As anyone who has been involved in global branding programs knows only too well, finding a name that is universally available and has a positive interpretation in many different languages practically mandates a manufactured name in the Verizon, Novartis, Agilent genre. As a global company, the Accenture name had to be cleared in 47 countries and acceptable in 200 different languages.
As for the cost, a $100 million is about par for the course with corporate rebrands these days, most of that going on advertising and media. If cost is qualification for a disastrous rebranding, where is the mention of Verizon, AT&T and Lucent? Those rebranding campaigns cost about the same.
The main fact that is so oddly overlooked in the criticism of Accenture is the name change was forced upon Andersen Consulting. Unlike the Bell Atlantic/Verizon name change, for example, Andersen Consulting had to change its name as a requirement of its acrimonious legal split from its parent, Andersen Worldwide. Neither did it have the luxury of time. Andersen Consulting had to totally reinvent itself globally within 147 days of the August 2000 arbitration ruling. The risk of getting it wrong was huge.
Whatever one might think of the name itself, Accenture today is very successful $21 billion global enterprise. Its brand has been beautifully and comprehensively executed and positively embraced by clients and 180,000 employees worldwide.
Where is the disaster? Where is the failure?
Try looking at Accenture’s competitors. KPMG’s consulting arm, for example, changed its name to BearingPoint in 2002. Ironically, a bearing point is a nautical term for setting directions to a specific destination.
BearingPoint ran aground: it went into bankruptcy in 2009 and was broken up. There is a disaster if ever there was one.
Name changes are easy copy for reporters – the cost, the unusual name, the reaction. Gasp! They need little research, just rewrite the last article on the subject, and ‘experts’ who will freshen the controversy with ready quotes about how rank the name is are easily found.

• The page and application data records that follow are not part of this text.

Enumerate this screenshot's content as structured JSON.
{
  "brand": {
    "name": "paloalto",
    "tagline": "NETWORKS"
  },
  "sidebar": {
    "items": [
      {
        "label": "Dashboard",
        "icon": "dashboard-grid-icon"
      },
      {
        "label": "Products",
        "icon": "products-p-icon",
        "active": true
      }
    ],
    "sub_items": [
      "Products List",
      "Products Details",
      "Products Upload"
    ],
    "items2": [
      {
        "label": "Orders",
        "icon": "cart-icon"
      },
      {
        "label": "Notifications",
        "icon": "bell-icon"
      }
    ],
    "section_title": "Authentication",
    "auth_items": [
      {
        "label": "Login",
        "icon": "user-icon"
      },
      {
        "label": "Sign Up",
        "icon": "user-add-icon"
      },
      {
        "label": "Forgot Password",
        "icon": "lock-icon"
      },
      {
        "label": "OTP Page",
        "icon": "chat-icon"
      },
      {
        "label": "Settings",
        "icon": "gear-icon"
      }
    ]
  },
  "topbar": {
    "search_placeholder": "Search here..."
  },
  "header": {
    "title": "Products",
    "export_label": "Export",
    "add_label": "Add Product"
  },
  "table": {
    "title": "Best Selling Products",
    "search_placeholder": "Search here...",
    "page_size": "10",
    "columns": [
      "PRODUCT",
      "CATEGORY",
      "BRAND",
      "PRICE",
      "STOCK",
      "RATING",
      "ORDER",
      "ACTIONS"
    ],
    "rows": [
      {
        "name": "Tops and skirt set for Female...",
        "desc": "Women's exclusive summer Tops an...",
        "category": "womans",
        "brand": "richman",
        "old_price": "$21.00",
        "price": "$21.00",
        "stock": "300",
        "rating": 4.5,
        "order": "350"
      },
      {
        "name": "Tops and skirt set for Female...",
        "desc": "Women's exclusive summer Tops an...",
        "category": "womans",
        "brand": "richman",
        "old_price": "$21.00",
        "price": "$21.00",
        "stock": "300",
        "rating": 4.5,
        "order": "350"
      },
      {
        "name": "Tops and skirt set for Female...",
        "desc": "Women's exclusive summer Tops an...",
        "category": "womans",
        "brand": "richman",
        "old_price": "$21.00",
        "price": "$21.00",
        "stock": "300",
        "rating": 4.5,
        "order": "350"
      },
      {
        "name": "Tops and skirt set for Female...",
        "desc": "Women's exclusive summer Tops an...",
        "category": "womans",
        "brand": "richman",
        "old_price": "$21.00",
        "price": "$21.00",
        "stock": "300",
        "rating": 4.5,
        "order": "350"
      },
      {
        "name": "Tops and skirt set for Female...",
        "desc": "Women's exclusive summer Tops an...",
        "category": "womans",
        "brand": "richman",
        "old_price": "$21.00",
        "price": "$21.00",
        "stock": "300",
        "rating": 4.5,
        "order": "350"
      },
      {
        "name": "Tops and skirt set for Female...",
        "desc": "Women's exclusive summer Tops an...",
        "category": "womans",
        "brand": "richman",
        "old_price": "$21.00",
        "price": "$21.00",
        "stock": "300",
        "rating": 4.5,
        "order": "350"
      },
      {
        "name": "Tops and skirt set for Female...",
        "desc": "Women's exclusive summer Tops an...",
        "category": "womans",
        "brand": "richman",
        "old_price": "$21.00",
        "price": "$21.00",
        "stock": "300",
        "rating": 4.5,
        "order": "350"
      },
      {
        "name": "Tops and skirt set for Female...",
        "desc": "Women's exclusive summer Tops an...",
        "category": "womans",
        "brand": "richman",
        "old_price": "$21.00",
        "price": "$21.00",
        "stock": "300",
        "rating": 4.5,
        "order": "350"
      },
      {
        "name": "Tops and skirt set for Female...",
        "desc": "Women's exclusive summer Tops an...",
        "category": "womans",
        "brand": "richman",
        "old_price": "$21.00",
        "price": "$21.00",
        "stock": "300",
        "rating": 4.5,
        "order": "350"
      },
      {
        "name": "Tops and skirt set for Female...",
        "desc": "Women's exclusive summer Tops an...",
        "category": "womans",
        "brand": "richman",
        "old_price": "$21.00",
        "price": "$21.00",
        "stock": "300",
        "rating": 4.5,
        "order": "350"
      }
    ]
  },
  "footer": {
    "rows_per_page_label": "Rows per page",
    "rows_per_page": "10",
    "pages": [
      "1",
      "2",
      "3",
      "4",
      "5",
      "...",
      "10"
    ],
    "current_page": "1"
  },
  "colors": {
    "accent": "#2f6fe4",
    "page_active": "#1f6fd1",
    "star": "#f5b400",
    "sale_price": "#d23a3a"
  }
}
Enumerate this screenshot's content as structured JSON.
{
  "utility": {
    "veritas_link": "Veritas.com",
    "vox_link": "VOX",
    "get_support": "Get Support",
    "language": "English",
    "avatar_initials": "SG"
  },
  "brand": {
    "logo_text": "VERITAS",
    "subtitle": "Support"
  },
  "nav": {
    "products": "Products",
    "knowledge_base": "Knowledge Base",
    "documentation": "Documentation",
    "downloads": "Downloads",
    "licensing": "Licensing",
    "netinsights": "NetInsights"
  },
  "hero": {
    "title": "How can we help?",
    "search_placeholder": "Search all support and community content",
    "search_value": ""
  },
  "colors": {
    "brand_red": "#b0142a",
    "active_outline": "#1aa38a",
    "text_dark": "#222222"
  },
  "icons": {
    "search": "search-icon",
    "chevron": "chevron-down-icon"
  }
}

For me, it is somewhat depressing to see reputable branding companies and “branding gurus” complicit in this kind of shabby, ill-informed exercise at the expense of branding industry’s already damaged credibility.
For those interested in the facts, here is an excellent white paper on Andersen Consulting’s marketing strategy and its transition to Accenture.